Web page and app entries

◇ ◇ ◇ ◇ ◇ ◇ ◇

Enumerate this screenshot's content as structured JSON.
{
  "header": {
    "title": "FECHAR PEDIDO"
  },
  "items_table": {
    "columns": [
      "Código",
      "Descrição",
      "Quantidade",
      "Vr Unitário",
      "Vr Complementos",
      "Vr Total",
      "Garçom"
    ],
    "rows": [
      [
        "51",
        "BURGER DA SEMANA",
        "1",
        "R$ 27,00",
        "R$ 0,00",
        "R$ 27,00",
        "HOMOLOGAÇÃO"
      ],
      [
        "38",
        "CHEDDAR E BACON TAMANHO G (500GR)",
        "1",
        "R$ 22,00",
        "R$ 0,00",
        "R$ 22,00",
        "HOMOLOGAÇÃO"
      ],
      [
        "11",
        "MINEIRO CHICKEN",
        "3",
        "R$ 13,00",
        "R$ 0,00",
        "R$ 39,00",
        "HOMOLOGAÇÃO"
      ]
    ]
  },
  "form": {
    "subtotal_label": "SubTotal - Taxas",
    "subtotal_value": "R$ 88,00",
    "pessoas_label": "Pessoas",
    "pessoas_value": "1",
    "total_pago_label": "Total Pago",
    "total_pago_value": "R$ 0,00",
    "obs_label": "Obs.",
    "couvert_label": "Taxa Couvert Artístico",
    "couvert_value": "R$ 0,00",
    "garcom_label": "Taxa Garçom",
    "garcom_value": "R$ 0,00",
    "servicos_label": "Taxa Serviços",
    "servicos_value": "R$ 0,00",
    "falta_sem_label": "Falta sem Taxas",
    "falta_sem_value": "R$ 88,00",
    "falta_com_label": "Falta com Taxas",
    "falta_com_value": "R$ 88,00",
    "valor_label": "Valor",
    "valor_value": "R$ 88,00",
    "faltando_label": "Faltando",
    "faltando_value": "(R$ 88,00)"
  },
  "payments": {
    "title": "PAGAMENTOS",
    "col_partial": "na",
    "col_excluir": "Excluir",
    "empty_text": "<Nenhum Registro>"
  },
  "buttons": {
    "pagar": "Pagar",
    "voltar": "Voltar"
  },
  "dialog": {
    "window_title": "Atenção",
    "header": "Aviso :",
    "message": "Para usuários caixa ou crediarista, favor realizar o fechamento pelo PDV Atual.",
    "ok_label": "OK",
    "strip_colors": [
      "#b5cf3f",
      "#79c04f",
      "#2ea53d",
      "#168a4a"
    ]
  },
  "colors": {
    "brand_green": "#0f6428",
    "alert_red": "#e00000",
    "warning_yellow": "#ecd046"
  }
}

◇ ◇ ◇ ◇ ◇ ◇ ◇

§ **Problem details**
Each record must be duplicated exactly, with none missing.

§ **Response to the task**
Enumerate this screenshot's content as structured JSON.
{
  "header": {
    "title": "FECHAR PEDIDO"
  },
  "items_table": {
    "columns": [
      "Código",
      "Descrição",
      "Quantidade",
      "Vr Unitário",
      "Vr Complementos",
      "Vr Total",
      "Garçom"
    ],
    "rows": [
      [
        "51",
        "BURGER DA SEMANA",
        "1",
        "R$ 27,00",
        "R$ 0,00",
        "R$ 27,00",
        "HOMOLOGAÇÃO"
      ],
      [
        "38",
        "CHEDDAR E BACON TAMANHO G (500GR)",
        "1",
        "R$ 22,00",
        "R$ 0,00",
        "R$ 22,00",
        "HOMOLOGAÇÃO"
      ],
      [
        "11",
        "MINEIRO CHICKEN",
        "3",
        "R$ 13,00",
        "R$ 0,00",
        "R$ 39,00",
        "HOMOLOGAÇÃO"
      ]
    ]
  },
  "form": {
    "subtotal_label": "SubTotal - Taxas",
    "subtotal_value": "R$ 88,00",
    "pessoas_label": "Pessoas",
    "pessoas_value": "1",
    "total_pago_label": "Total Pago",
    "total_pago_value": "R$ 0,00",
    "obs_label": "Obs.",
    "couvert_label": "Taxa Couvert Artístico",
    "couvert_value": "R$ 0,00",
    "garcom_label": "Taxa Garçom",
    "garcom_value": "R$ 0,00",
    "servicos_label": "Taxa Serviços",
    "servicos_value": "R$ 0,00",
    "falta_sem_label": "Falta sem Taxas",
    "falta_sem_value": "R$ 88,00",
    "falta_com_label": "Falta com Taxas",
    "falta_com_value": "R$ 88,00",
    "valor_label": "Valor",
    "valor_value": "R$ 88,00",
    "faltando_label": "Faltando",
    "faltando_value": "(R$ 88,00)"
  },
  "payments": {
    "title": "PAGAMENTOS",
    "col_partial": "na",
    "col_excluir": "Excluir",
    "empty_text": "<Nenhum Registro>"
  },
  "buttons": {
    "pagar": "Pagar",
    "voltar": "Voltar"
  },
  "dialog": {
    "window_title": "Atenção",
    "header": "Aviso :",
    "message": "Para usuários caixa ou crediarista, favor realizar o fechamento pelo PDV Atual.",
    "ok_label": "OK",
    "strip_colors": [
      "#b5cf3f",
      "#79c04f",
      "#2ea53d",
      "#168a4a"
    ]
  },
  "colors": {
    "brand_green": "#0f6428",
    "alert_red": "#e00000",
    "warning_yellow": "#ecd046"
  }
}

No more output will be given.